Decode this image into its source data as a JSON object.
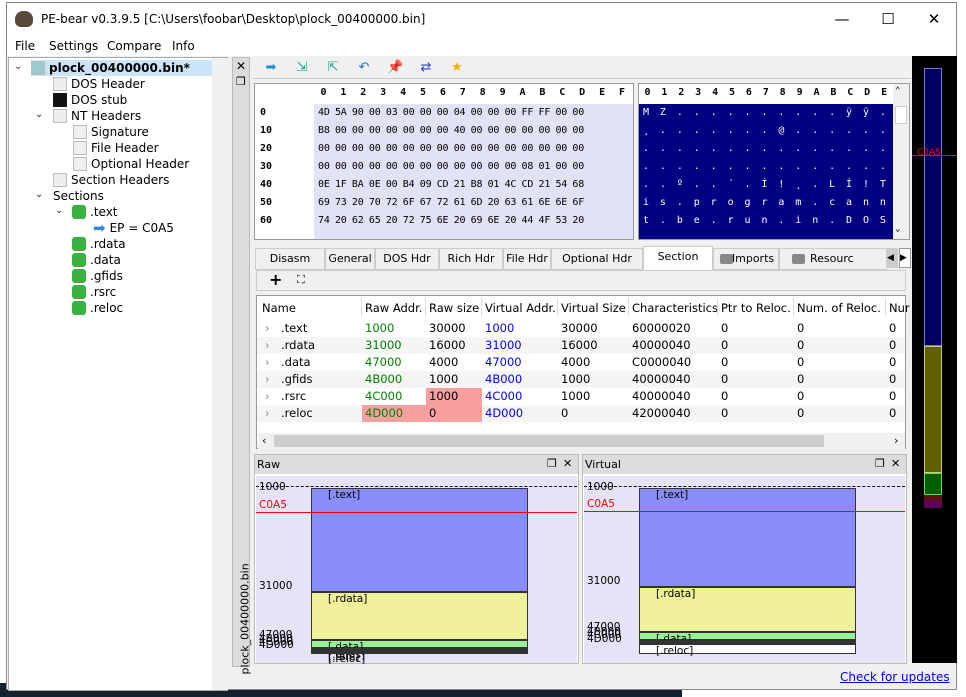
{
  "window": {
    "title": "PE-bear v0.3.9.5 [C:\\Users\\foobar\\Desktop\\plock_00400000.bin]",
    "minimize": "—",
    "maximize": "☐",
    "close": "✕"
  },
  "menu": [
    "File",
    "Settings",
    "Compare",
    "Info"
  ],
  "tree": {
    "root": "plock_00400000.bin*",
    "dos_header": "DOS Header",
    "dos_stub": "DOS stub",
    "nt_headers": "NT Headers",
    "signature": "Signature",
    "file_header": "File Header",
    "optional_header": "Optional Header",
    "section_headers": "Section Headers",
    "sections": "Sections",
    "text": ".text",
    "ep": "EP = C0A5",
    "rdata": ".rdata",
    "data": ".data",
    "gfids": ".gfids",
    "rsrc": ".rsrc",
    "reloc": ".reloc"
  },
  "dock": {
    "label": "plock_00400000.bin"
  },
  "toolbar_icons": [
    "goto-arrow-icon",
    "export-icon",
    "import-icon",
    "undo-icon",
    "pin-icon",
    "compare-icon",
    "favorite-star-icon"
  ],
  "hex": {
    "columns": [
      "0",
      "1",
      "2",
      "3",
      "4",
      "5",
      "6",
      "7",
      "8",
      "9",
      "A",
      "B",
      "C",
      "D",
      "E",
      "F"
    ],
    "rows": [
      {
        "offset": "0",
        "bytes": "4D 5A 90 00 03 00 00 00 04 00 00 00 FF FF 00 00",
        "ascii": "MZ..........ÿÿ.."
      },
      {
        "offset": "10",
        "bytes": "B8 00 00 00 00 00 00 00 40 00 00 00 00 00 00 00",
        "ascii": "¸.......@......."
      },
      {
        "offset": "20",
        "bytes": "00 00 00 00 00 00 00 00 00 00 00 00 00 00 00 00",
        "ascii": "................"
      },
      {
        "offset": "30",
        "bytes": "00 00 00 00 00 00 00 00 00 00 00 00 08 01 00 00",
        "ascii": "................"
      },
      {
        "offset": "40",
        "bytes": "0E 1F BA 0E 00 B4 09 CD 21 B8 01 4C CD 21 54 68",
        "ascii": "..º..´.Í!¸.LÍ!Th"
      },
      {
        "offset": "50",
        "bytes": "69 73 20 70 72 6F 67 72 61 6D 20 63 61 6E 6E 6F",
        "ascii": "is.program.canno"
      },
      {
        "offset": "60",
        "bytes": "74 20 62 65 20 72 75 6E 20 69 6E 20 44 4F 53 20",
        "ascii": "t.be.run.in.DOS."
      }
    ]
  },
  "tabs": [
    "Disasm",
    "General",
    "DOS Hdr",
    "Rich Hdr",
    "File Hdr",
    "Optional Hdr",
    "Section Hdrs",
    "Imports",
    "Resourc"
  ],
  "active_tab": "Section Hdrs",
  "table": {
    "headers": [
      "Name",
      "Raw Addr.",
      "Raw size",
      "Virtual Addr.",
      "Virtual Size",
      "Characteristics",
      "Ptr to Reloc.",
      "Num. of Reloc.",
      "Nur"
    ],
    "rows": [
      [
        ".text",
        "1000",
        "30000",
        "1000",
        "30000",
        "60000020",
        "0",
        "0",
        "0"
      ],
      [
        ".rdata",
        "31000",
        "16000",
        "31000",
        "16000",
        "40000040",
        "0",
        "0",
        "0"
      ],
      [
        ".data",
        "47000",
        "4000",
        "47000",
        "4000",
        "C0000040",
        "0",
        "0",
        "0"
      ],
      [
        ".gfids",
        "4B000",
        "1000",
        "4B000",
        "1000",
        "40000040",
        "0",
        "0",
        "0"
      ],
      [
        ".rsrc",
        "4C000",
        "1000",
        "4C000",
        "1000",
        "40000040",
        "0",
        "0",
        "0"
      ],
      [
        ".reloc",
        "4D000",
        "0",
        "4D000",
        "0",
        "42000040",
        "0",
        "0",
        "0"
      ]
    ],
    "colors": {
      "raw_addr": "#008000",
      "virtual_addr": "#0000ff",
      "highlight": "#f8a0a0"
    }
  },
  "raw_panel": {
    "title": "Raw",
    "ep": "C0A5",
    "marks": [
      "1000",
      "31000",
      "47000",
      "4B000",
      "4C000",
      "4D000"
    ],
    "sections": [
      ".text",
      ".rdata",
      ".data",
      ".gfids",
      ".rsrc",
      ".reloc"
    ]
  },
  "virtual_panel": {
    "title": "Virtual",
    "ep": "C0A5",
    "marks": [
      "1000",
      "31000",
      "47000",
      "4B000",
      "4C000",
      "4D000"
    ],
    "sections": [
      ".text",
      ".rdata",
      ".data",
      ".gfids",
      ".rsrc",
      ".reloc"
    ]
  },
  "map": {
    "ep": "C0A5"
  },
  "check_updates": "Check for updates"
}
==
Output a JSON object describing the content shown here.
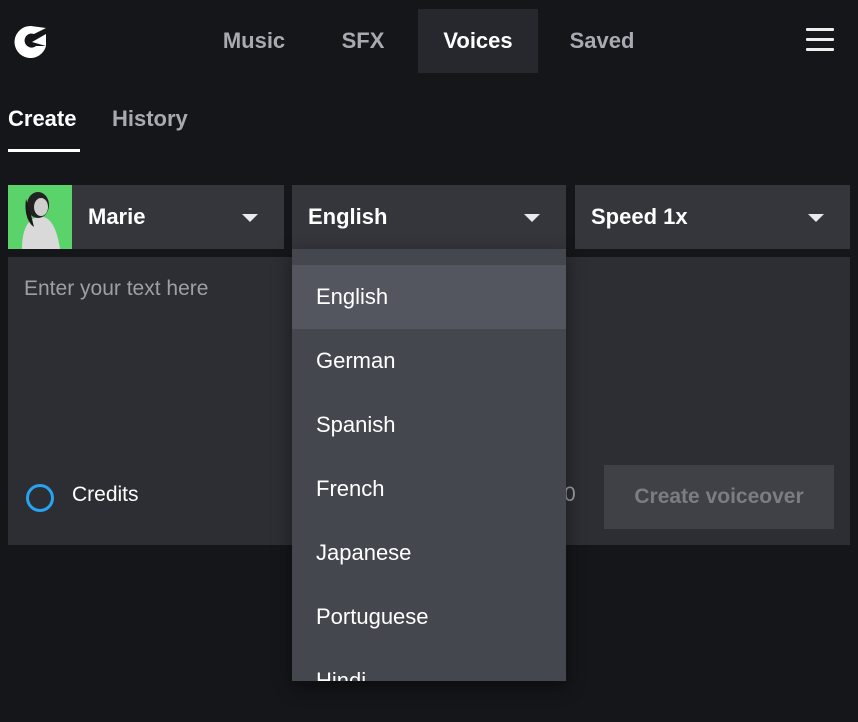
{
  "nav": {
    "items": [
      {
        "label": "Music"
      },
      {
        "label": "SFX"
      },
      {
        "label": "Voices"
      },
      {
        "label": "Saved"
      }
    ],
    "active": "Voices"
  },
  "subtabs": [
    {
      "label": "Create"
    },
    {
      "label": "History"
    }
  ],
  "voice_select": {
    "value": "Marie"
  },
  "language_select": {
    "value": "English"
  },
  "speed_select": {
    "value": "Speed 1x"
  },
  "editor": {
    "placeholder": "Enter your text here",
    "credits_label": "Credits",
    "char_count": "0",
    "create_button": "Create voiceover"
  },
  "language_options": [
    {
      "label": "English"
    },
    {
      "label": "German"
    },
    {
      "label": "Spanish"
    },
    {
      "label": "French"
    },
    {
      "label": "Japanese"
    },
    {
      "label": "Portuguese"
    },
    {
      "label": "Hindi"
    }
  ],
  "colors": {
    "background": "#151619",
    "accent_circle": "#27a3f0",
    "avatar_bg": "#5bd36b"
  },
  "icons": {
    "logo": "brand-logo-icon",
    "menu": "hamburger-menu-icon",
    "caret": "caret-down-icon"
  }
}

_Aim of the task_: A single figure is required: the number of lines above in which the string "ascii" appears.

_Exercise output_: 7